A delightful fusion of fur, feather and fin, ‘The Secret Life of Pets’ will certainly cause pet-owners to give
themselves a pat on the back and non pet-owners a chance to ponder ….. Why not (bring them home)?
A classic case of ‘what the cats do when the mice are away’, the film is set in the familiar mould of the talking-animals genre and illustrate what pets are up to when their owners are not at home.
Max, the terrier’s doting owner, Katie, brings home Duke, a new found land hunk of a canine, which naturally causes resentment in Max. Then there’s Flushed Pets, an alliance of assorted abandoned creates, led by the roguish Snowball, a gritty bunny, whose agenda is to make humans pay for their insensitive and dastardly acts of forsaking their pets.
It’s obvious that the writers are animal lovers / pet owners and director Chris Renaud invests in a lot of animal psychology – for instance, that incessant wagging of tails, those lovey-dovey imploring looks at their masters, which evoke the usual sympathies and susceptibilities. But then, as the film shows, there are pet owners and there are pet (ty) owners.
The film starts off impressively with, besides the two canines, a cat who helps herself to goodies in the fridge, a poodle who switches on his master’s music system to listen to groovy music.
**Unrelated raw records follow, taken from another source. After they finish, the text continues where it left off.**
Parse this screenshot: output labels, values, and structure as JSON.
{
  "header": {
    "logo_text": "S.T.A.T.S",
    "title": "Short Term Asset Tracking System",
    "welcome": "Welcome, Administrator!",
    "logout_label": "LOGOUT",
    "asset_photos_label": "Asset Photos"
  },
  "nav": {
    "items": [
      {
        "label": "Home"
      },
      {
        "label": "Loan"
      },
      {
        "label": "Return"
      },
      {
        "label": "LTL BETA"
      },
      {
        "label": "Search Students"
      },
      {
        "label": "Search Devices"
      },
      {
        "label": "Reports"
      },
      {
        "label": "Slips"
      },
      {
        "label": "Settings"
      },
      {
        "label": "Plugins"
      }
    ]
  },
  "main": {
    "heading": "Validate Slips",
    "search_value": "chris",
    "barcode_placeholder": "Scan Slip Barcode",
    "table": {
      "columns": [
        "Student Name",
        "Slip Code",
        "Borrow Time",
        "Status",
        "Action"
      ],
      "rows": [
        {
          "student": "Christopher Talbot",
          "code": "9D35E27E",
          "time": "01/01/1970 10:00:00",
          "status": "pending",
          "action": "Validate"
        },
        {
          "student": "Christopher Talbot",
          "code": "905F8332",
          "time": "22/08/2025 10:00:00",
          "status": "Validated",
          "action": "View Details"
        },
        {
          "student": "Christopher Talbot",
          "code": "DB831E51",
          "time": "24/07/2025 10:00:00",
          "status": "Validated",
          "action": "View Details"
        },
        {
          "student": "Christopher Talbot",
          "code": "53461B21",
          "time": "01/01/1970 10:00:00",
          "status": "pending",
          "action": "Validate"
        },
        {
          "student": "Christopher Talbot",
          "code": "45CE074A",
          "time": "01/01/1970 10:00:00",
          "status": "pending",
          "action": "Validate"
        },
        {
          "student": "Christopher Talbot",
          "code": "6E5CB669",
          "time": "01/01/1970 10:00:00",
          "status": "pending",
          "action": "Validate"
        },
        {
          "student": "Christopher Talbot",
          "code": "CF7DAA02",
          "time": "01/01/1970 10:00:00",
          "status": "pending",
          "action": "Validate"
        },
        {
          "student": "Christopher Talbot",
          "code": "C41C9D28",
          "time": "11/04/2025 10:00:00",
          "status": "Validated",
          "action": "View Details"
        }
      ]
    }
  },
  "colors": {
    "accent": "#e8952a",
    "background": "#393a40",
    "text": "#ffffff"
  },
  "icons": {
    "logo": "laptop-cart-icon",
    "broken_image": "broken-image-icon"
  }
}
But midway, with an abundance of characters and episodic capers, the film seems to loose steam, only to rebound later.
With some funny one-liners and hilarious scenes, the film with a relatively original concept, does have its moments of mirth.